This is in line with the REIT’s goal to acquire logistics assets with a potential entry into data centres in Germany and neighbouring countries. 

CE REIT owns 95 primarily freehold properties in seven European countries, giving it a net lettable area of 1.4 square metres. As at end-June, the REIT was valued at €2.1 billion ($3.4 billion).

Over in the US, PRIME owns 12 Class A office buildings across 10 markets, giving it a net lettable area of 3.9 square feet. Collectively, these gave it a valuation of US$1.4 billion ($1.9 billion).

PRIME’s leasing activity has gained traction with the addition of 82.5 square feet in 1H20 ended June and 36,000 square feet after that through positive reversions.

For instance, a +8.5% rental reversion was achieved on long-term leases with over 60% of renewed by existing tenants. MKE’s analysts predict “rental reversions should stay positive, with its portfolio in-place rents at 7.5% below asking rents”.

Aside from CE REIT and PRIME, MKE’s analysts have their eyes on Keppel Infrastructure Trust (KIT) for its diversification across business and assets. 

In particular, they like it for its focus on essential products and services which provides it with “strong, defensible cash flows despite the current macroeconomic uncertainty”.

With an AUM (Assets Under Management) of $5.0 billion as at end June MKE’s analysts write that it is the “largest diversified business trust listed in Singapore”.” Unlike REITs, KIT can invest in all asset classes and has no gearing limits,” they add.

Specifically, businesses and assets in their distribution and networking segment – which provide the essential services of town gas production, telecoms and electricity transmission – accounted for 60.4% of the trust’s distributable cashflows for 1H2020. 

This is a 53.3% year-on-year jump from the year before, MKE’s analysts observe.

Recovering ports 

An interesting bright spot MKE’s analysts point out is ports – particularly, sea ports such as Hong Kong-based Hutchison Port Holdings Trust (HPHT) which has been seeing a turnaround in its throughput volumes.

With operations in the ports of Hong Kong and Shenzhen – the company had faced a decline in operations of 8% and 12% year-on-year respectively in 1H2020 ended June. 

But, it is already starting to see a turnaround as it heads into 2H2020 ending December. “Volumes from the Pearl River delta region is recovering as lockdowns eases and demand for replenishment inventory strengthens,” note MKE’s analysts.

“Management expects a strong August with the overall momentum carrying through in 3Q and 4Q. [They are] seeing an improvement in customer performance so does not believe discounts are required”.
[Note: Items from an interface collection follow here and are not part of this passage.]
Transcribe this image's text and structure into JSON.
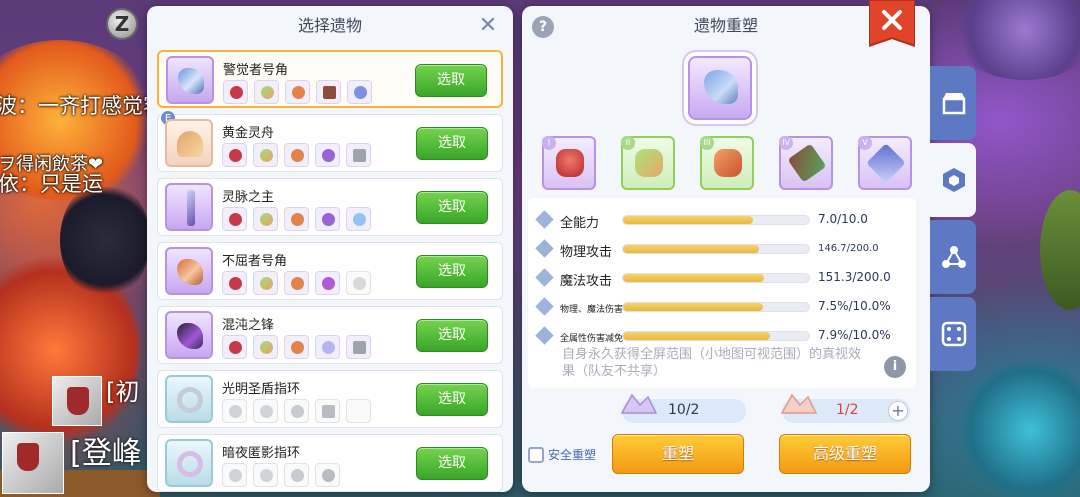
{
  "background": {
    "chat_lines": [
      "波：一齐打感觉容易掉线",
      "ヲ得闲飲茶❤",
      "依：只是运",
      "[初",
      "[登峰"
    ]
  },
  "select_panel": {
    "title": "选择遗物",
    "items": [
      {
        "name": "警觉者号角",
        "button": "选取",
        "selected": true,
        "tag": ""
      },
      {
        "name": "黄金灵舟",
        "button": "选取",
        "selected": false,
        "tag": "E"
      },
      {
        "name": "灵脉之主",
        "button": "选取",
        "selected": false,
        "tag": ""
      },
      {
        "name": "不屈者号角",
        "button": "选取",
        "selected": false,
        "tag": ""
      },
      {
        "name": "混沌之锋",
        "button": "选取",
        "selected": false,
        "tag": ""
      },
      {
        "name": "光明圣盾指环",
        "button": "选取",
        "selected": false,
        "tag": ""
      },
      {
        "name": "暗夜匿影指环",
        "button": "选取",
        "selected": false,
        "tag": ""
      }
    ]
  },
  "reshape_panel": {
    "title": "遗物重塑",
    "help": "?",
    "slots": [
      "I",
      "II",
      "III",
      "IV",
      "V"
    ],
    "stats": [
      {
        "label": "全能力",
        "value": "7.0/10.0",
        "fill": 0.7
      },
      {
        "label": "物理攻击",
        "value": "146.7/200.0",
        "fill": 0.733
      },
      {
        "label": "魔法攻击",
        "value": "151.3/200.0",
        "fill": 0.757
      },
      {
        "label": "物理、魔法伤害",
        "value": "7.5%/10.0%",
        "fill": 0.75
      },
      {
        "label": "全属性伤害减免",
        "value": "7.9%/10.0%",
        "fill": 0.79
      }
    ],
    "effect": "自身永久获得全屏范围（小地图可视范围）的真视效果（队友不共享）",
    "info": "i",
    "cost_1": "10/2",
    "cost_2": "1/2",
    "plus": "+",
    "safe_label": "安全重塑",
    "btn_reshape": "重塑",
    "btn_advanced": "高级重塑"
  },
  "colors": {
    "accent_green": "#3aa62a",
    "accent_orange": "#f39a12",
    "close_red": "#e0452a",
    "tab_blue": "#5d79c4",
    "cost_red": "#d9432f"
  },
  "icons": {
    "close": "close-icon",
    "help": "help-icon",
    "info": "info-icon",
    "shop": "shop-icon",
    "relic": "relic-icon",
    "share": "share-icon",
    "dice": "dice-icon"
  }
}
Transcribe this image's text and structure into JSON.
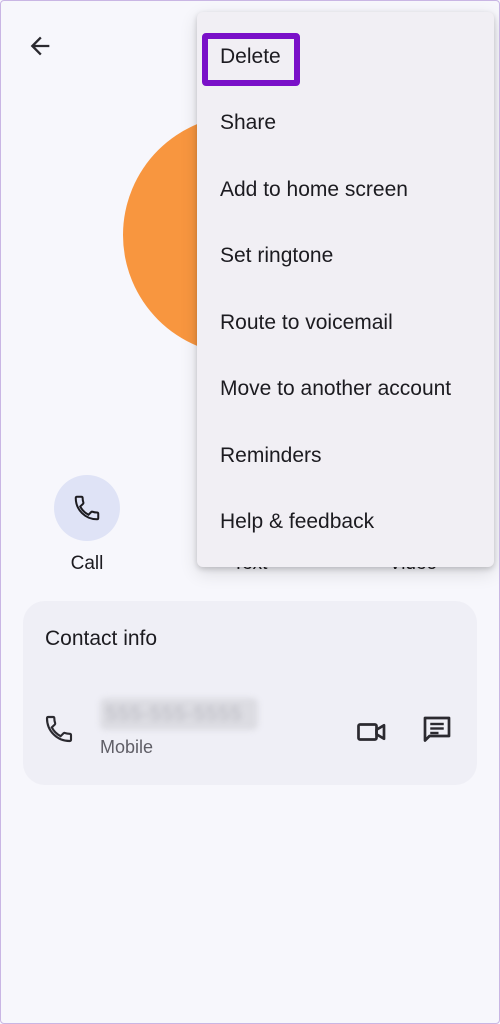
{
  "header": {
    "back_icon": "arrow-back-icon"
  },
  "avatar": {
    "color": "#f8963f"
  },
  "actions": [
    {
      "label": "Call",
      "icon": "phone-icon"
    },
    {
      "label": "Text",
      "icon": "message-icon"
    },
    {
      "label": "Video",
      "icon": "video-icon"
    }
  ],
  "contact_info": {
    "title": "Contact info",
    "phone": {
      "number": "555-555-5555",
      "type": "Mobile"
    }
  },
  "overflow_menu": {
    "items": [
      "Delete",
      "Share",
      "Add to home screen",
      "Set ringtone",
      "Route to voicemail",
      "Move to another account",
      "Reminders",
      "Help & feedback"
    ],
    "highlight_color": "#7a10c8"
  }
}
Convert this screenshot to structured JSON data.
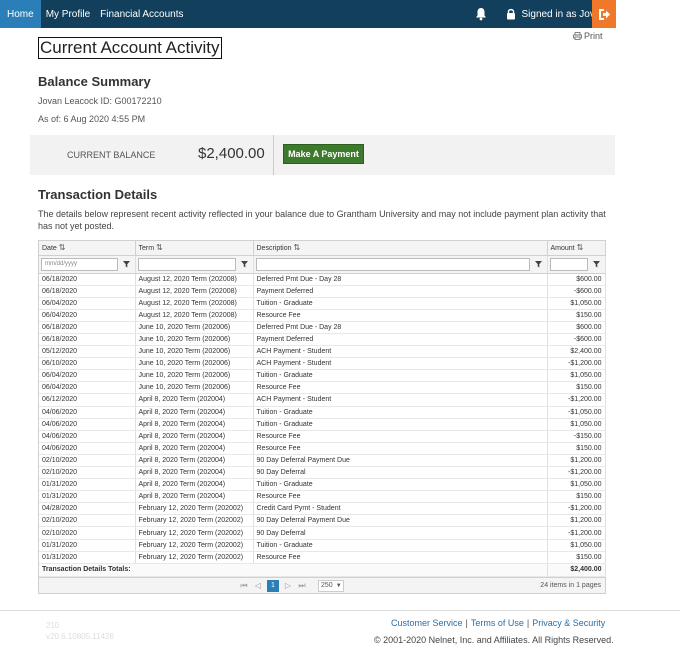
{
  "nav": {
    "items": [
      "Home",
      "My Profile",
      "Financial Accounts"
    ],
    "signed_in": "Signed in as Jovan"
  },
  "page": {
    "title": "Current Account Activity",
    "print": "Print"
  },
  "balance": {
    "heading": "Balance Summary",
    "name_id": "Jovan Leacock  ID: G00172210",
    "as_of": "As of: 6 Aug 2020 4:55 PM",
    "current_label": "CURRENT BALANCE",
    "amount": "$2,400.00",
    "pay_button": "Make A Payment"
  },
  "transactions": {
    "heading": "Transaction Details",
    "description": "The details below represent recent activity reflected in your balance due to Grantham University and may not include payment plan activity that has not yet posted.",
    "columns": [
      "Date",
      "Term",
      "Description",
      "Amount"
    ],
    "date_placeholder": "mm/dd/yyyy",
    "rows": [
      [
        "06/18/2020",
        "August 12, 2020 Term (202008)",
        "Deferred Pmt Due - Day 28",
        "$600.00"
      ],
      [
        "06/18/2020",
        "August 12, 2020 Term (202008)",
        "Payment Deferred",
        "-$600.00"
      ],
      [
        "06/04/2020",
        "August 12, 2020 Term (202008)",
        "Tuition - Graduate",
        "$1,050.00"
      ],
      [
        "06/04/2020",
        "August 12, 2020 Term (202008)",
        "Resource Fee",
        "$150.00"
      ],
      [
        "06/18/2020",
        "June 10, 2020 Term (202006)",
        "Deferred Pmt Due - Day 28",
        "$600.00"
      ],
      [
        "06/18/2020",
        "June 10, 2020 Term (202006)",
        "Payment Deferred",
        "-$600.00"
      ],
      [
        "05/12/2020",
        "June 10, 2020 Term (202006)",
        "ACH Payment - Student",
        "$2,400.00"
      ],
      [
        "06/10/2020",
        "June 10, 2020 Term (202006)",
        "ACH Payment - Student",
        "-$1,200.00"
      ],
      [
        "06/04/2020",
        "June 10, 2020 Term (202006)",
        "Tuition - Graduate",
        "$1,050.00"
      ],
      [
        "06/04/2020",
        "June 10, 2020 Term (202006)",
        "Resource Fee",
        "$150.00"
      ],
      [
        "06/12/2020",
        "April 8, 2020 Term (202004)",
        "ACH Payment - Student",
        "-$1,200.00"
      ],
      [
        "04/06/2020",
        "April 8, 2020 Term (202004)",
        "Tuition - Graduate",
        "-$1,050.00"
      ],
      [
        "04/06/2020",
        "April 8, 2020 Term (202004)",
        "Tuition - Graduate",
        "$1,050.00"
      ],
      [
        "04/06/2020",
        "April 8, 2020 Term (202004)",
        "Resource Fee",
        "-$150.00"
      ],
      [
        "04/06/2020",
        "April 8, 2020 Term (202004)",
        "Resource Fee",
        "$150.00"
      ],
      [
        "02/10/2020",
        "April 8, 2020 Term (202004)",
        "90 Day Deferral Payment Due",
        "$1,200.00"
      ],
      [
        "02/10/2020",
        "April 8, 2020 Term (202004)",
        "90 Day Deferral",
        "-$1,200.00"
      ],
      [
        "01/31/2020",
        "April 8, 2020 Term (202004)",
        "Tuition - Graduate",
        "$1,050.00"
      ],
      [
        "01/31/2020",
        "April 8, 2020 Term (202004)",
        "Resource Fee",
        "$150.00"
      ],
      [
        "04/28/2020",
        "February 12, 2020 Term (202002)",
        "Credit Card Pymt - Student",
        "-$1,200.00"
      ],
      [
        "02/10/2020",
        "February 12, 2020 Term (202002)",
        "90 Day Deferral Payment Due",
        "$1,200.00"
      ],
      [
        "02/10/2020",
        "February 12, 2020 Term (202002)",
        "90 Day Deferral",
        "-$1,200.00"
      ],
      [
        "01/31/2020",
        "February 12, 2020 Term (202002)",
        "Tuition - Graduate",
        "$1,050.00"
      ],
      [
        "01/31/2020",
        "February 12, 2020 Term (202002)",
        "Resource Fee",
        "$150.00"
      ]
    ],
    "totals_label": "Transaction Details Totals:",
    "totals_amount": "$2,400.00",
    "pager": {
      "current_page": "1",
      "page_size": "250",
      "count_text": "24 items in 1 pages"
    }
  },
  "footer": {
    "version_code": "210",
    "version": "v20.6.10805.11426",
    "links": [
      "Customer Service",
      "Terms of Use",
      "Privacy & Security"
    ],
    "copyright": "© 2001-2020 Nelnet, Inc. and Affiliates. All Rights Reserved."
  }
}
This stems from the confidence that the incremental impact from trade tensions between the US and China “will not be more than what existed half a year ago,” MKE analysts say.

Meanwhile, airports are also seeing some semblance of activity as countries ease their lockdowns and movement control orders. This spells good news for the likes of China Aviation Oil (CAO) and SIA Engineering, according to MKE’s analysts.
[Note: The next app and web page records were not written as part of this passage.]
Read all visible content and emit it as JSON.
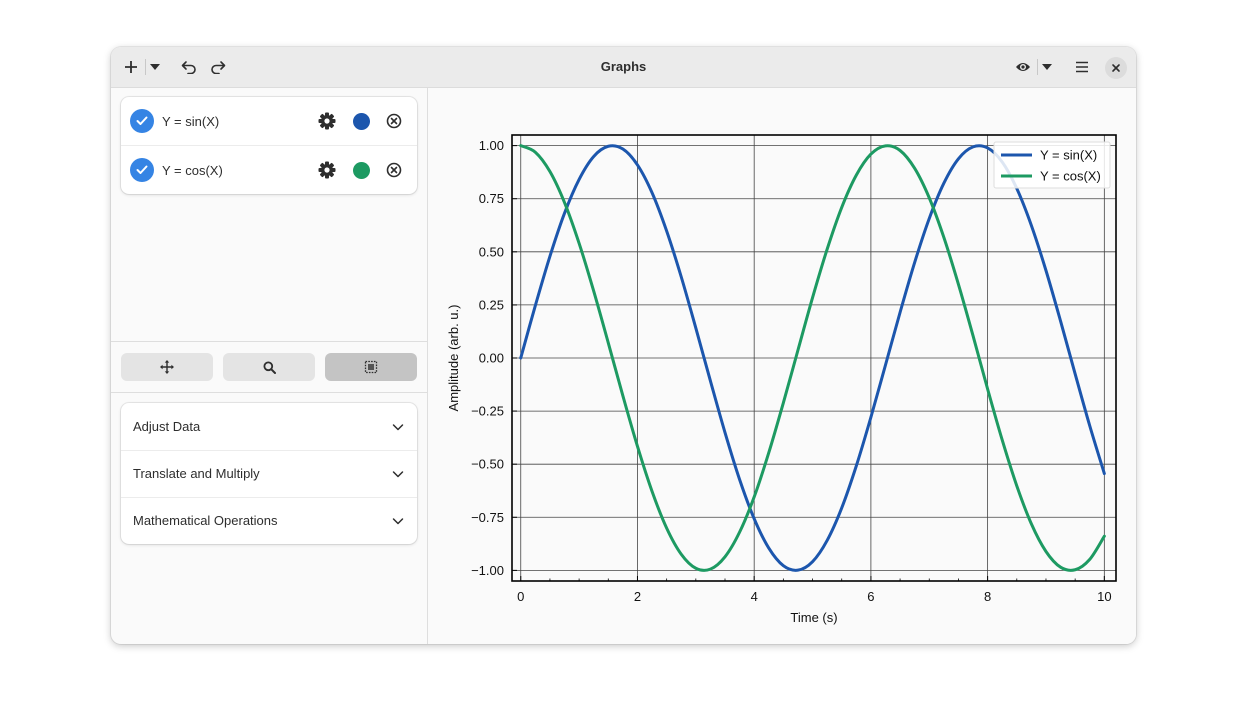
{
  "window": {
    "title": "Graphs"
  },
  "icons": {
    "add": "plus-icon",
    "add_menu": "chevron-down-icon",
    "undo": "undo-icon",
    "redo": "redo-icon",
    "view": "eye-icon",
    "view_menu": "chevron-down-icon",
    "main_menu": "hamburger-icon",
    "close": "close-icon",
    "pan": "move-icon",
    "zoom": "search-icon",
    "select": "select-icon"
  },
  "equations": [
    {
      "label": "Y = sin(X)",
      "color": "#1c56ad",
      "checked": true
    },
    {
      "label": "Y = cos(X)",
      "color": "#1d9a62",
      "checked": true
    }
  ],
  "tools": {
    "active": "select"
  },
  "expanders": [
    {
      "label": "Adjust Data"
    },
    {
      "label": "Translate and Multiply"
    },
    {
      "label": "Mathematical Operations"
    }
  ],
  "chart_data": {
    "type": "line",
    "xlabel": "Time (s)",
    "ylabel": "Amplitude (arb. u.)",
    "xlim": [
      -0.15,
      10.2
    ],
    "ylim": [
      -1.05,
      1.05
    ],
    "xticks": [
      0,
      2,
      4,
      6,
      8,
      10
    ],
    "xtick_labels": [
      "0",
      "2",
      "4",
      "6",
      "8",
      "10"
    ],
    "yticks": [
      1.0,
      0.75,
      0.5,
      0.25,
      0.0,
      -0.25,
      -0.5,
      -0.75,
      -1.0
    ],
    "ytick_labels": [
      "1.00",
      "0.75",
      "0.50",
      "0.25",
      "0.00",
      "−0.25",
      "−0.50",
      "−0.75",
      "−1.00"
    ],
    "grid": true,
    "legend": "top-right",
    "series": [
      {
        "name": "Y = sin(X)",
        "color": "#1c56ad",
        "x": [
          0,
          0.25,
          0.5,
          0.75,
          1,
          1.25,
          1.5,
          1.75,
          2,
          2.25,
          2.5,
          2.75,
          3,
          3.25,
          3.5,
          3.75,
          4,
          4.25,
          4.5,
          4.75,
          5,
          5.25,
          5.5,
          5.75,
          6,
          6.25,
          6.5,
          6.75,
          7,
          7.25,
          7.5,
          7.75,
          8,
          8.25,
          8.5,
          8.75,
          9,
          9.25,
          9.5,
          9.75,
          10
        ],
        "y": [
          0,
          0.247,
          0.479,
          0.682,
          0.841,
          0.949,
          0.997,
          0.984,
          0.909,
          0.778,
          0.598,
          0.382,
          0.141,
          -0.108,
          -0.351,
          -0.572,
          -0.757,
          -0.895,
          -0.978,
          -0.999,
          -0.959,
          -0.859,
          -0.706,
          -0.508,
          -0.279,
          -0.033,
          0.215,
          0.45,
          0.657,
          0.823,
          0.938,
          0.994,
          0.989,
          0.923,
          0.798,
          0.624,
          0.412,
          0.174,
          -0.075,
          -0.319,
          -0.544
        ]
      },
      {
        "name": "Y = cos(X)",
        "color": "#1d9a62",
        "x": [
          0,
          0.25,
          0.5,
          0.75,
          1,
          1.25,
          1.5,
          1.75,
          2,
          2.25,
          2.5,
          2.75,
          3,
          3.25,
          3.5,
          3.75,
          4,
          4.25,
          4.5,
          4.75,
          5,
          5.25,
          5.5,
          5.75,
          6,
          6.25,
          6.5,
          6.75,
          7,
          7.25,
          7.5,
          7.75,
          8,
          8.25,
          8.5,
          8.75,
          9,
          9.25,
          9.5,
          9.75,
          10
        ],
        "y": [
          1,
          0.969,
          0.878,
          0.732,
          0.54,
          0.315,
          0.071,
          -0.178,
          -0.416,
          -0.628,
          -0.801,
          -0.924,
          -0.99,
          -0.994,
          -0.936,
          -0.82,
          -0.654,
          -0.446,
          -0.211,
          0.037,
          0.284,
          0.512,
          0.709,
          0.861,
          0.96,
          0.999,
          0.977,
          0.893,
          0.754,
          0.568,
          0.347,
          0.105,
          -0.146,
          -0.386,
          -0.602,
          -0.781,
          -0.911,
          -0.985,
          -0.997,
          -0.948,
          -0.839
        ]
      }
    ]
  }
}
One of the largest jet fuel traders in the region, CAO supplies to over 40 international airports and some 30 – 40% of domestic demand on a cost-plus basis.

In detailing the company’s strengths, the analysts say: “CAO has a 30% dividend pay-out policy and will continue to observe this despite the current challenging operating conditions. CAO has a strong balance sheet of USD407m (50% net cash-to-equity, no debt), and is not averse to taking on debt financing if a suitable M&A candidate comes along”.

Back home, SIA Engineering – an aviation maintenance, repair and overhaul company – has been quivering from the heft of the Covid-19 bug. This caused its 1QFY21 revenue/net profit to fall 54%/74% respectively as flight frequencies handled a historic low.

“If not for government support schemes, such as the jobs support scheme, it would have recorded a loss of SGD36.7 million,” MKE analysts estimate. 

Still, the trio see merits in the company from the imposition of safely measures, prudent financial management and positioning itself for a recovery.

“Management believes its strong balance sheet (cash balance of SGD562.6 million and little debt) is sufficient to help SIAEC weather the COVID-19 pandemic,” they observe.

“When flights resume, segments such as line maintenance are expected to recover the fastest, followed by other segments”.